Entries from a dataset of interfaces
--------------------
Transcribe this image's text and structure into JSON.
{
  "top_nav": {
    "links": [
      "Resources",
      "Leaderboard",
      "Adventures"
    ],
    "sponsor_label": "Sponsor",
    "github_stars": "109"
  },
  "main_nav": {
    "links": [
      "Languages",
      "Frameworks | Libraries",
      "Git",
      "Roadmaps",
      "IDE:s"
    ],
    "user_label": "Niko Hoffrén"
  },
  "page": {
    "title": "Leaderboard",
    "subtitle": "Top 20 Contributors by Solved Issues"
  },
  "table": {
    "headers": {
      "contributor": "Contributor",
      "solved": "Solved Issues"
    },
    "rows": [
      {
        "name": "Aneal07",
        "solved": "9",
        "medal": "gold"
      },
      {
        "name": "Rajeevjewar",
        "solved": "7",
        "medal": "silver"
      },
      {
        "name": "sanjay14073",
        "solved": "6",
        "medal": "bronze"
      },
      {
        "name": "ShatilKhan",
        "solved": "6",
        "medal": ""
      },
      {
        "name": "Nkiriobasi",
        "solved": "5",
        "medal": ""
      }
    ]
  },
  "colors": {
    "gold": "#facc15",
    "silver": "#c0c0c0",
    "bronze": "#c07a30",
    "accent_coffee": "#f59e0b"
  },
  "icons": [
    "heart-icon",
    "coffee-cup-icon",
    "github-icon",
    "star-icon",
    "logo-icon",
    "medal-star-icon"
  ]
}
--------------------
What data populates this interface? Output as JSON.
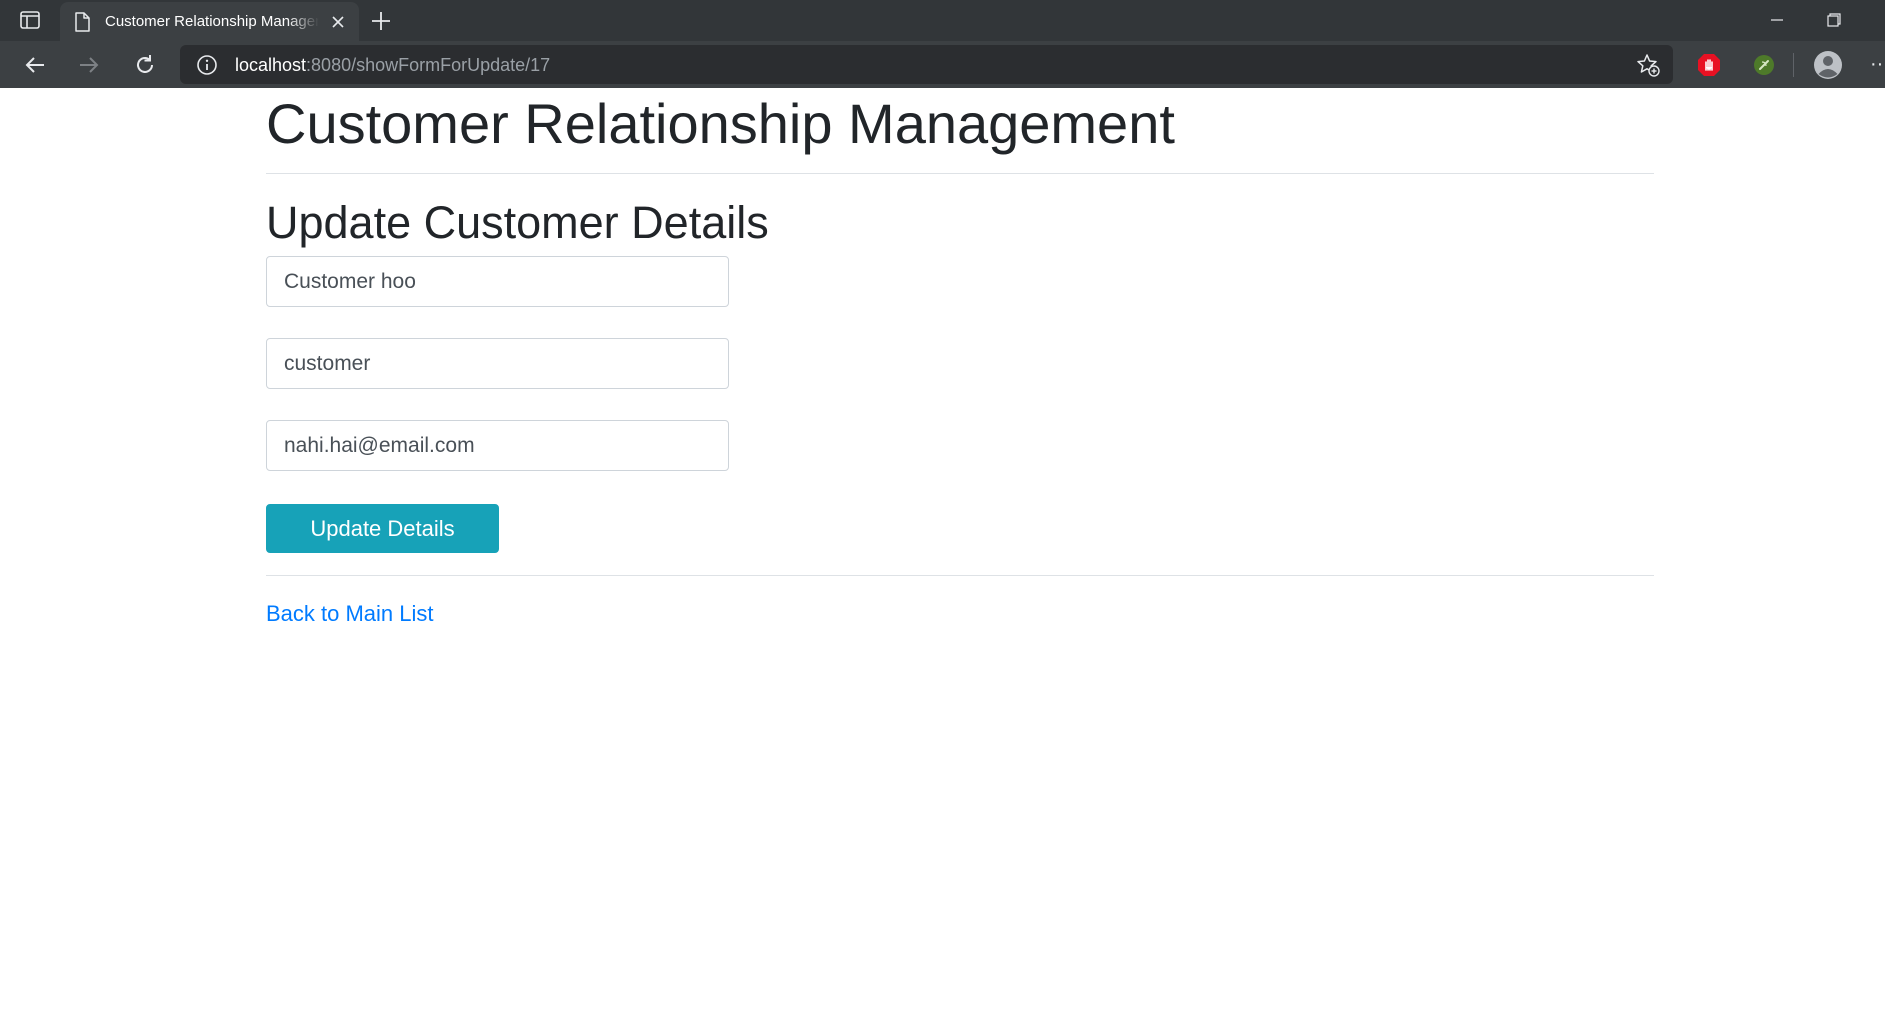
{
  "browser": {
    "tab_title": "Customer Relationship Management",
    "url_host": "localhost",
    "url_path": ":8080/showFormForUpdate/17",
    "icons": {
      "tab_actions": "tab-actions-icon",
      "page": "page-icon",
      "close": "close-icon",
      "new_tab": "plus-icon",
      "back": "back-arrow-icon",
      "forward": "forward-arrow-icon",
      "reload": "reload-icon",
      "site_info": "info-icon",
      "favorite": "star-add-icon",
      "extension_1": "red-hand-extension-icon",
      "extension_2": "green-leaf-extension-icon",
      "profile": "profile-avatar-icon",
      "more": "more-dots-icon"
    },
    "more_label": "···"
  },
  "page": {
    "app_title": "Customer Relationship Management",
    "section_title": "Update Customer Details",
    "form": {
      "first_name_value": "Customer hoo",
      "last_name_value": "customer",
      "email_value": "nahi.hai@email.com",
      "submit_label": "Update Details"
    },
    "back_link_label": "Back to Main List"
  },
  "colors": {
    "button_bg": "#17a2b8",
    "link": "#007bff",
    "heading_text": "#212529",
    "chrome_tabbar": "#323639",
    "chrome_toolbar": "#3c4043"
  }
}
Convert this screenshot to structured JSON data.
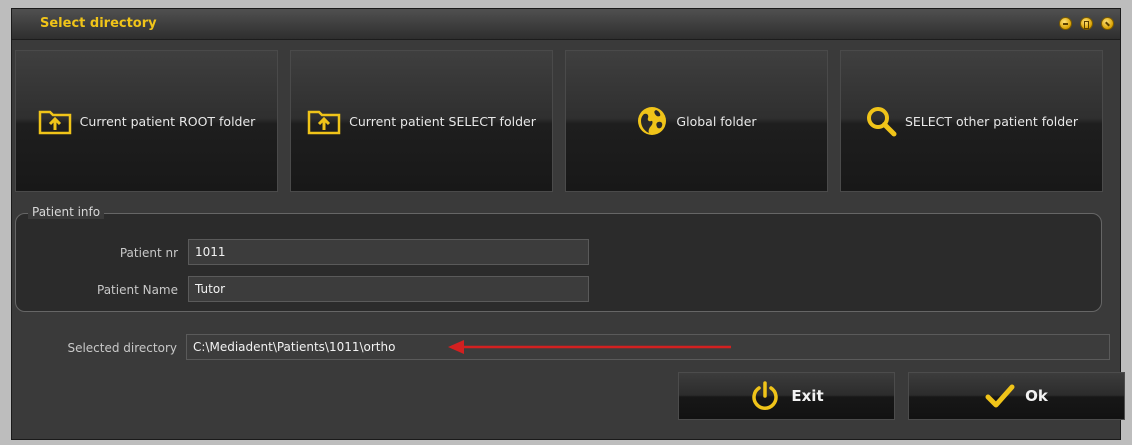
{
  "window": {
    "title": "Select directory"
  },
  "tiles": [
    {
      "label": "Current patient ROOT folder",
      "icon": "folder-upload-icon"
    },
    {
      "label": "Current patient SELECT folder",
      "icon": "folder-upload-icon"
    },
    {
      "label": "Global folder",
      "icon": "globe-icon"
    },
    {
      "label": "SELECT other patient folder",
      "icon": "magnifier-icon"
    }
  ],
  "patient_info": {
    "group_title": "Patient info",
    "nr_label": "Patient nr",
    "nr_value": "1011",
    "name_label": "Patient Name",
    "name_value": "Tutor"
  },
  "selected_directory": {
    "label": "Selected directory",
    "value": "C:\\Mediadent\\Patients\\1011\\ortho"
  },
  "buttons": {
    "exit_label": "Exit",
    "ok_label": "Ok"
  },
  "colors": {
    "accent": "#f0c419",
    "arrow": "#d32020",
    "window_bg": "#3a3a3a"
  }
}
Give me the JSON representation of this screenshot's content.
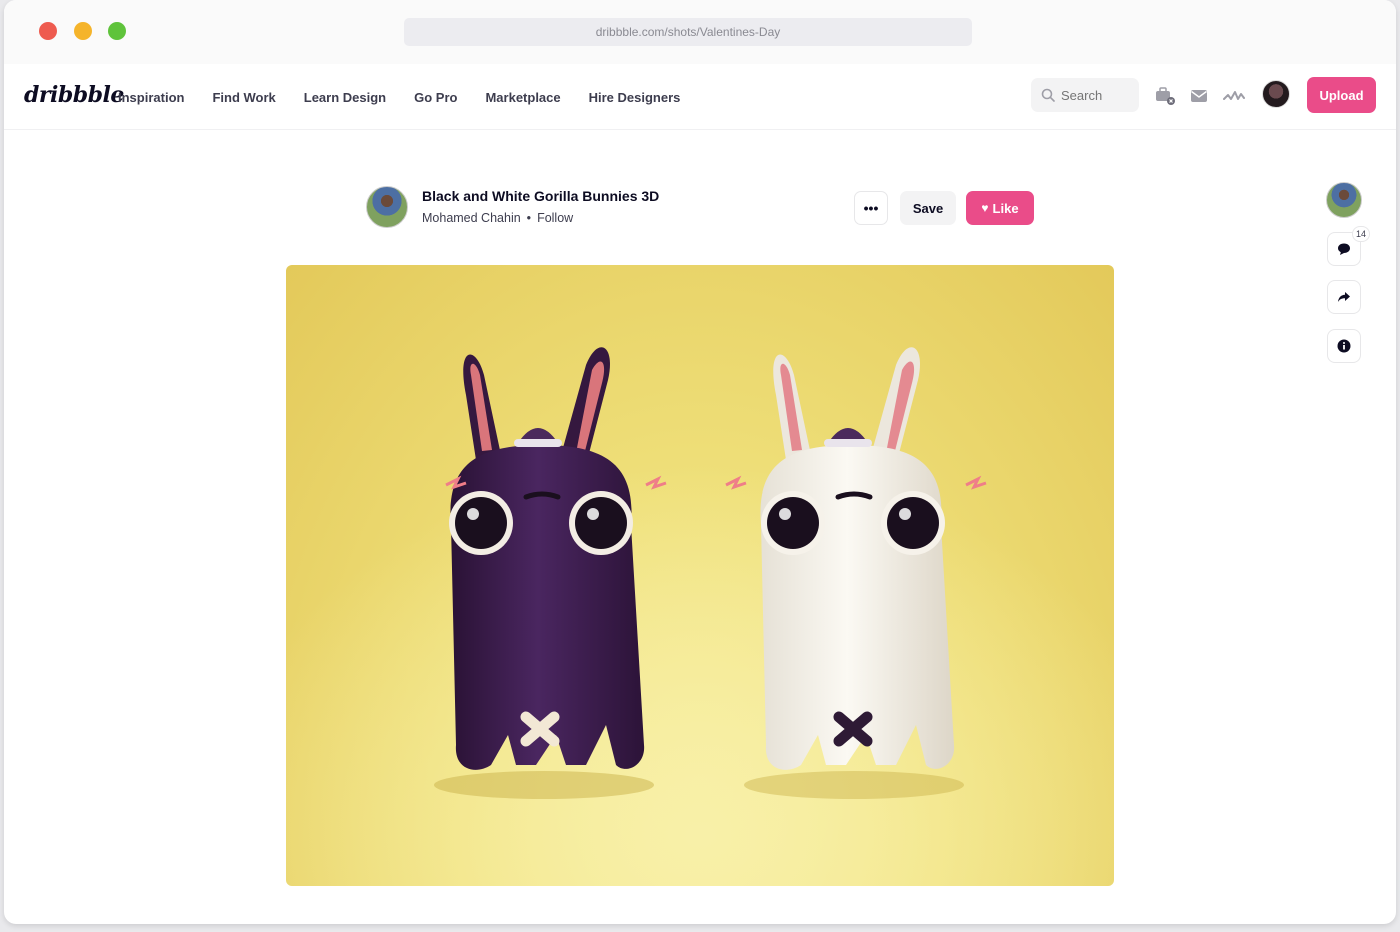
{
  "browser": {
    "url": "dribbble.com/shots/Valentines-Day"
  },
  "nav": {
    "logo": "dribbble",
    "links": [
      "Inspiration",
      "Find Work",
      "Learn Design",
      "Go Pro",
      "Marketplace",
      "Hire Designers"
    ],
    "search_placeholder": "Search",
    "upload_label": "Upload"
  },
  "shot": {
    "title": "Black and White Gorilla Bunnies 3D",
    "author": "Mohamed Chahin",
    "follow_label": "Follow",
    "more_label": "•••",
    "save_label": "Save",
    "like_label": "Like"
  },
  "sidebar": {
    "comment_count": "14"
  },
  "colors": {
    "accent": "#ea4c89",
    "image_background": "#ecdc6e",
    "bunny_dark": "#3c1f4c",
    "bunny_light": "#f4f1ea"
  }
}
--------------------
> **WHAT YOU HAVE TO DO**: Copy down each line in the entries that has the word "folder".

> **SOLUTION FOR THIS PROBLEM**:
      "label": "Current patient ROOT folder",
      "icon": "folder-upload-icon"
      "label": "Current patient SELECT folder",
      "icon": "folder-upload-icon"
      "label": "Global folder",
      "label": "SELECT other patient folder",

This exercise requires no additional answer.